Record extracts section start

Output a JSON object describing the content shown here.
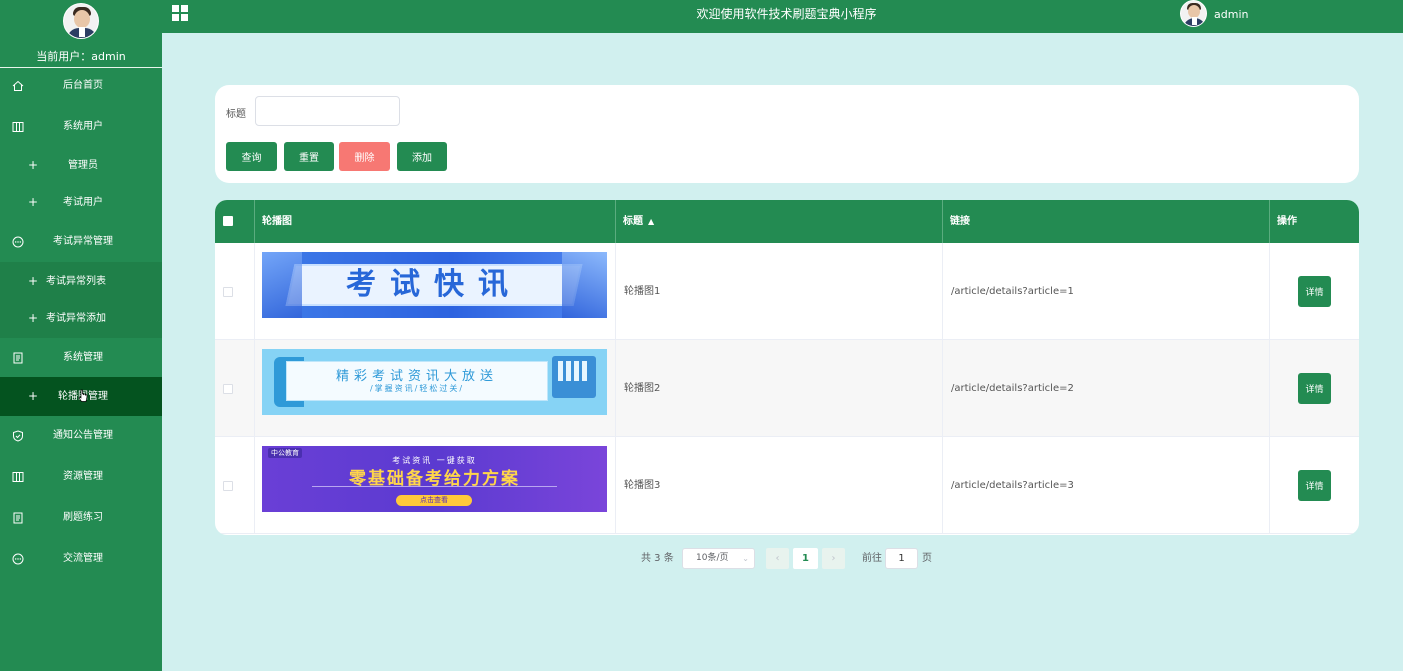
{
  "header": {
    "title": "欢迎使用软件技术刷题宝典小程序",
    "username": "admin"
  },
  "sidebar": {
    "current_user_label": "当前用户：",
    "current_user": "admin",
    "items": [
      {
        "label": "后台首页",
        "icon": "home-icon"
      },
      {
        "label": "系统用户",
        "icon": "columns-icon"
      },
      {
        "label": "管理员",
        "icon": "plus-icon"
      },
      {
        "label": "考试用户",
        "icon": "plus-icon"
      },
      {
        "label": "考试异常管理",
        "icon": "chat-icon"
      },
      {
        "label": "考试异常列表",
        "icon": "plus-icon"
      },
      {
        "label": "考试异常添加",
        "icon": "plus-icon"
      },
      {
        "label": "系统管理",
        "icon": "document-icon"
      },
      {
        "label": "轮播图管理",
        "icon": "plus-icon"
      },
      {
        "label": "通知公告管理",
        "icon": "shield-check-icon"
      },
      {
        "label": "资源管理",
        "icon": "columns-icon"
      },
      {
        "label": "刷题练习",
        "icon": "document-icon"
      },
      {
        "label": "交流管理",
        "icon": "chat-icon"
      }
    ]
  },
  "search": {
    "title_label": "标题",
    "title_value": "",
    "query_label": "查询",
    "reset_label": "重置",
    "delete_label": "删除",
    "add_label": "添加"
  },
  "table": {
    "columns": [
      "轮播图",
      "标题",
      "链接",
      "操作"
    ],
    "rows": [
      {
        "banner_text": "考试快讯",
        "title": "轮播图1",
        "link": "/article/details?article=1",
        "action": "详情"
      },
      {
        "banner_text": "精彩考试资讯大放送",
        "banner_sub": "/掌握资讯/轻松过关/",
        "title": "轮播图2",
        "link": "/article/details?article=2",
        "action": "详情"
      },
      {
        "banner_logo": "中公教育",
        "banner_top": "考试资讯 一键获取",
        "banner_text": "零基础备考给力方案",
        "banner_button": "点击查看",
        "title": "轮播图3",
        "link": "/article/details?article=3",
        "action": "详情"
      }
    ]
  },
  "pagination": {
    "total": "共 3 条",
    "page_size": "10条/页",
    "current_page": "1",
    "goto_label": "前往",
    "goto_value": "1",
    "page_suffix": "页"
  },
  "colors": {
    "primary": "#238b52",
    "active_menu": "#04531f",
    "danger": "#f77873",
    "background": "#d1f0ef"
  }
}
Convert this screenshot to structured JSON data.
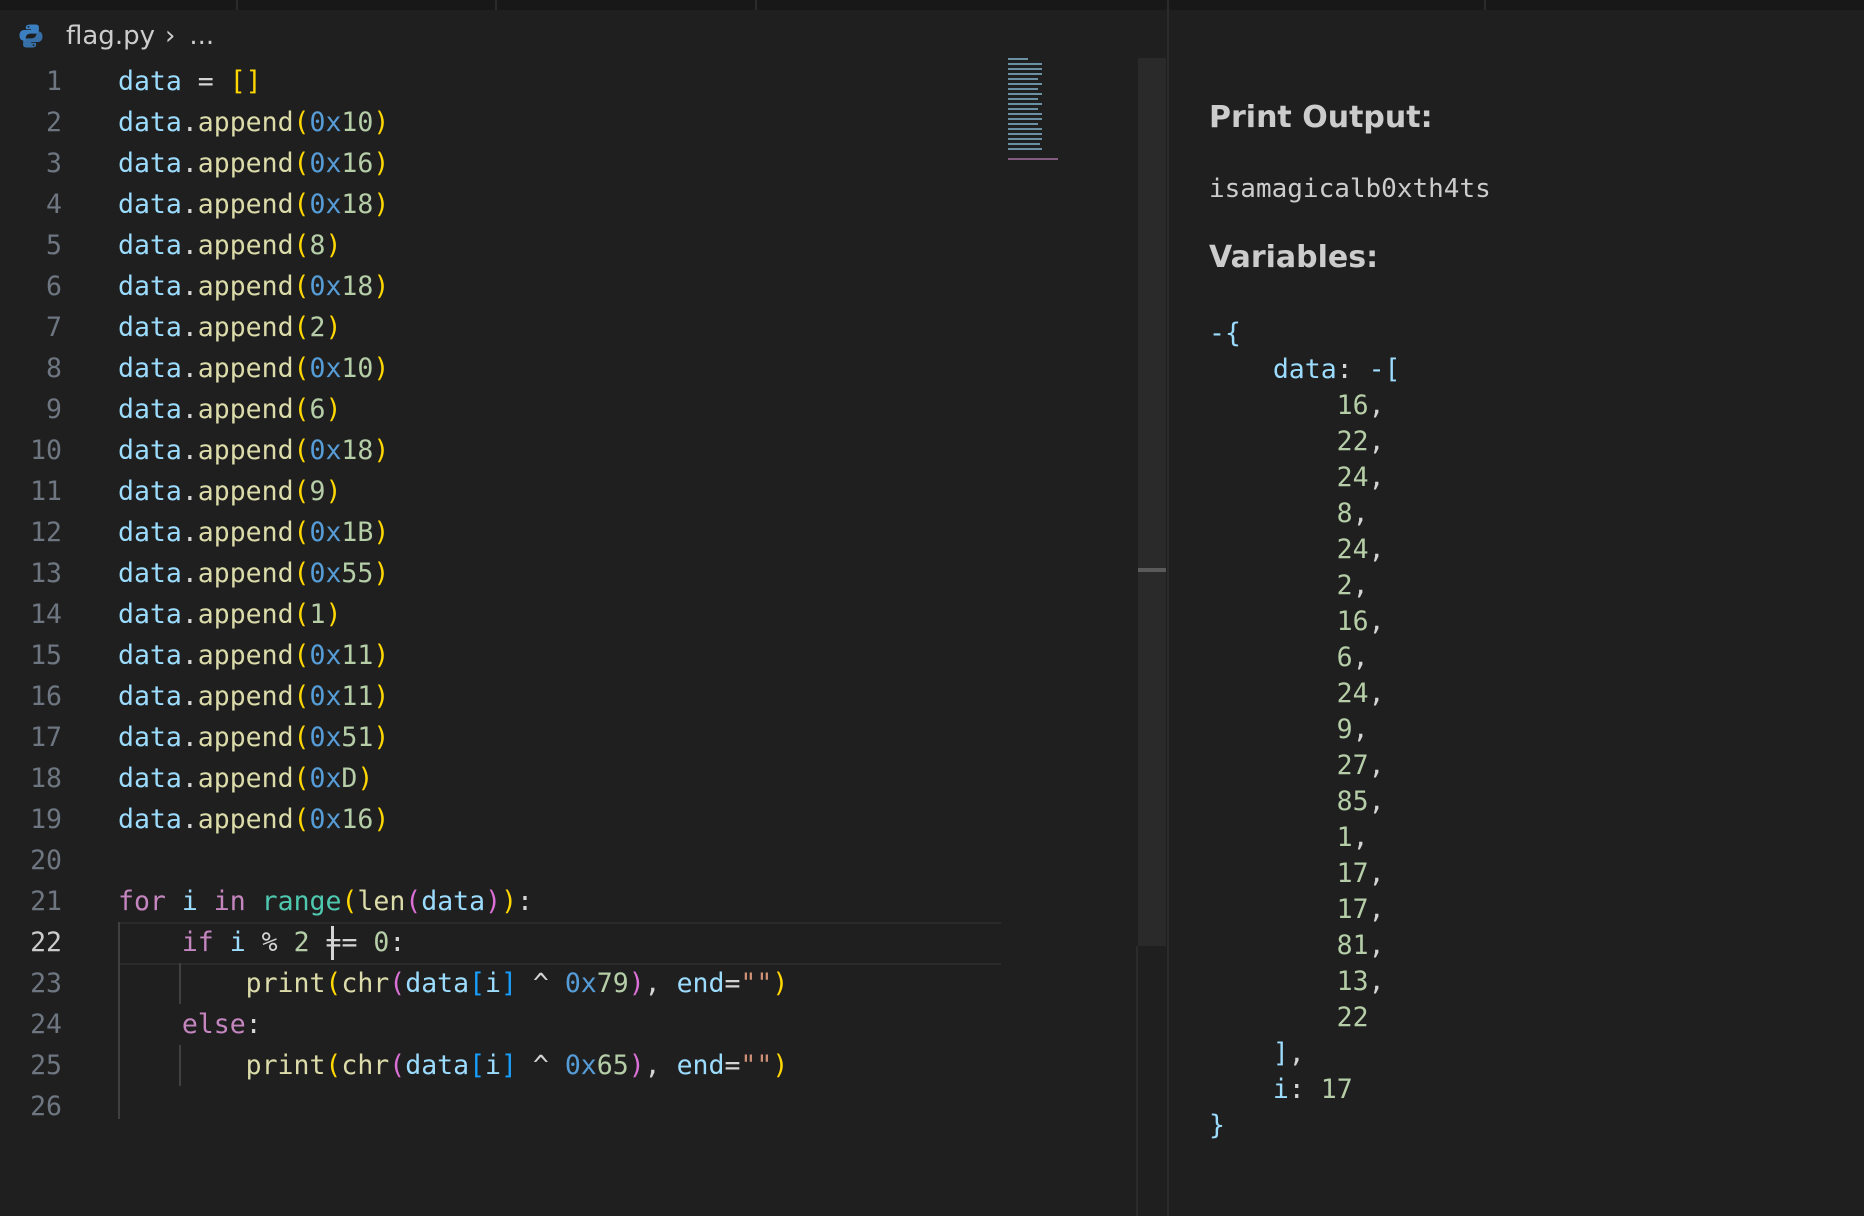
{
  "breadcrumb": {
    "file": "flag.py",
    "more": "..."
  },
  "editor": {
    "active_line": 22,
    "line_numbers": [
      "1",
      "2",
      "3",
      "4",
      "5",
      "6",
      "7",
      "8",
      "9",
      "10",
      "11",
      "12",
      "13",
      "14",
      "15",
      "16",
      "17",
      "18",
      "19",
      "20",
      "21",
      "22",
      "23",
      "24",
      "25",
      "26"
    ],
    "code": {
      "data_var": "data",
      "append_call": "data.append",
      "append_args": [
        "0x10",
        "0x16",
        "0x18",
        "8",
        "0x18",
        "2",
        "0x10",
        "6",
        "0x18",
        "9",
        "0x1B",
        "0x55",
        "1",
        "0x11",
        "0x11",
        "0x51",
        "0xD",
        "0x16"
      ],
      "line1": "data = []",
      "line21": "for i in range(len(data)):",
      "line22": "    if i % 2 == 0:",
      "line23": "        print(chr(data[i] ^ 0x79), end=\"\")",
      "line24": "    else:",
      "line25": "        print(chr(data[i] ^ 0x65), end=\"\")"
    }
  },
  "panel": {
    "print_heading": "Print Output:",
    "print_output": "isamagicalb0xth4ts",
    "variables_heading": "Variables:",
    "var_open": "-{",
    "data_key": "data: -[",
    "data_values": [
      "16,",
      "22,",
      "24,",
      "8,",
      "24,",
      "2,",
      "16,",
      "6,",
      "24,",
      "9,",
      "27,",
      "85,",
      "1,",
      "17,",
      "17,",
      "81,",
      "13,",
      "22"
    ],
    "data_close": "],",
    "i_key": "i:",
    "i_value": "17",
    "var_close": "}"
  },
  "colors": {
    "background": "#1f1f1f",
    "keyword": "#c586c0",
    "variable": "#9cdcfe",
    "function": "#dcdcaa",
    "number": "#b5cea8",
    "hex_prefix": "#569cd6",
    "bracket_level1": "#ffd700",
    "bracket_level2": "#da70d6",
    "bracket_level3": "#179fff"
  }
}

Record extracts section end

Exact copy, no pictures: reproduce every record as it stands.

• Task result:
Output a JSON object describing the content shown here.
{
  "header": {
    "title": "欢迎使用软件技术刷题宝典小程序",
    "username": "admin"
  },
  "sidebar": {
    "current_user_label": "当前用户：",
    "current_user": "admin",
    "items": [
      {
        "label": "后台首页",
        "icon": "home-icon"
      },
      {
        "label": "系统用户",
        "icon": "columns-icon"
      },
      {
        "label": "管理员",
        "icon": "plus-icon"
      },
      {
        "label": "考试用户",
        "icon": "plus-icon"
      },
      {
        "label": "考试异常管理",
        "icon": "chat-icon"
      },
      {
        "label": "考试异常列表",
        "icon": "plus-icon"
      },
      {
        "label": "考试异常添加",
        "icon": "plus-icon"
      },
      {
        "label": "系统管理",
        "icon": "document-icon"
      },
      {
        "label": "轮播图管理",
        "icon": "plus-icon"
      },
      {
        "label": "通知公告管理",
        "icon": "shield-check-icon"
      },
      {
        "label": "资源管理",
        "icon": "columns-icon"
      },
      {
        "label": "刷题练习",
        "icon": "document-icon"
      },
      {
        "label": "交流管理",
        "icon": "chat-icon"
      }
    ]
  },
  "search": {
    "title_label": "标题",
    "title_value": "",
    "query_label": "查询",
    "reset_label": "重置",
    "delete_label": "删除",
    "add_label": "添加"
  },
  "table": {
    "columns": [
      "轮播图",
      "标题",
      "链接",
      "操作"
    ],
    "rows": [
      {
        "banner_text": "考试快讯",
        "title": "轮播图1",
        "link": "/article/details?article=1",
        "action": "详情"
      },
      {
        "banner_text": "精彩考试资讯大放送",
        "banner_sub": "/掌握资讯/轻松过关/",
        "title": "轮播图2",
        "link": "/article/details?article=2",
        "action": "详情"
      },
      {
        "banner_logo": "中公教育",
        "banner_top": "考试资讯 一键获取",
        "banner_text": "零基础备考给力方案",
        "banner_button": "点击查看",
        "title": "轮播图3",
        "link": "/article/details?article=3",
        "action": "详情"
      }
    ]
  },
  "pagination": {
    "total": "共 3 条",
    "page_size": "10条/页",
    "current_page": "1",
    "goto_label": "前往",
    "goto_value": "1",
    "page_suffix": "页"
  },
  "colors": {
    "primary": "#238b52",
    "active_menu": "#04531f",
    "danger": "#f77873",
    "background": "#d1f0ef"
  }
}
Convert this screenshot to structured JSON data.
{
  "breadcrumb": {
    "file": "flag.py",
    "more": "..."
  },
  "editor": {
    "active_line": 22,
    "line_numbers": [
      "1",
      "2",
      "3",
      "4",
      "5",
      "6",
      "7",
      "8",
      "9",
      "10",
      "11",
      "12",
      "13",
      "14",
      "15",
      "16",
      "17",
      "18",
      "19",
      "20",
      "21",
      "22",
      "23",
      "24",
      "25",
      "26"
    ],
    "code": {
      "data_var": "data",
      "append_call": "data.append",
      "append_args": [
        "0x10",
        "0x16",
        "0x18",
        "8",
        "0x18",
        "2",
        "0x10",
        "6",
        "0x18",
        "9",
        "0x1B",
        "0x55",
        "1",
        "0x11",
        "0x11",
        "0x51",
        "0xD",
        "0x16"
      ],
      "line1": "data = []",
      "line21": "for i in range(len(data)):",
      "line22": "    if i % 2 == 0:",
      "line23": "        print(chr(data[i] ^ 0x79), end=\"\")",
      "line24": "    else:",
      "line25": "        print(chr(data[i] ^ 0x65), end=\"\")"
    }
  },
  "panel": {
    "print_heading": "Print Output:",
    "print_output": "isamagicalb0xth4ts",
    "variables_heading": "Variables:",
    "var_open": "-{",
    "data_key": "data: -[",
    "data_values": [
      "16,",
      "22,",
      "24,",
      "8,",
      "24,",
      "2,",
      "16,",
      "6,",
      "24,",
      "9,",
      "27,",
      "85,",
      "1,",
      "17,",
      "17,",
      "81,",
      "13,",
      "22"
    ],
    "data_close": "],",
    "i_key": "i:",
    "i_value": "17",
    "var_close": "}"
  },
  "colors": {
    "background": "#1f1f1f",
    "keyword": "#c586c0",
    "variable": "#9cdcfe",
    "function": "#dcdcaa",
    "number": "#b5cea8",
    "hex_prefix": "#569cd6",
    "bracket_level1": "#ffd700",
    "bracket_level2": "#da70d6",
    "bracket_level3": "#179fff"
  }
}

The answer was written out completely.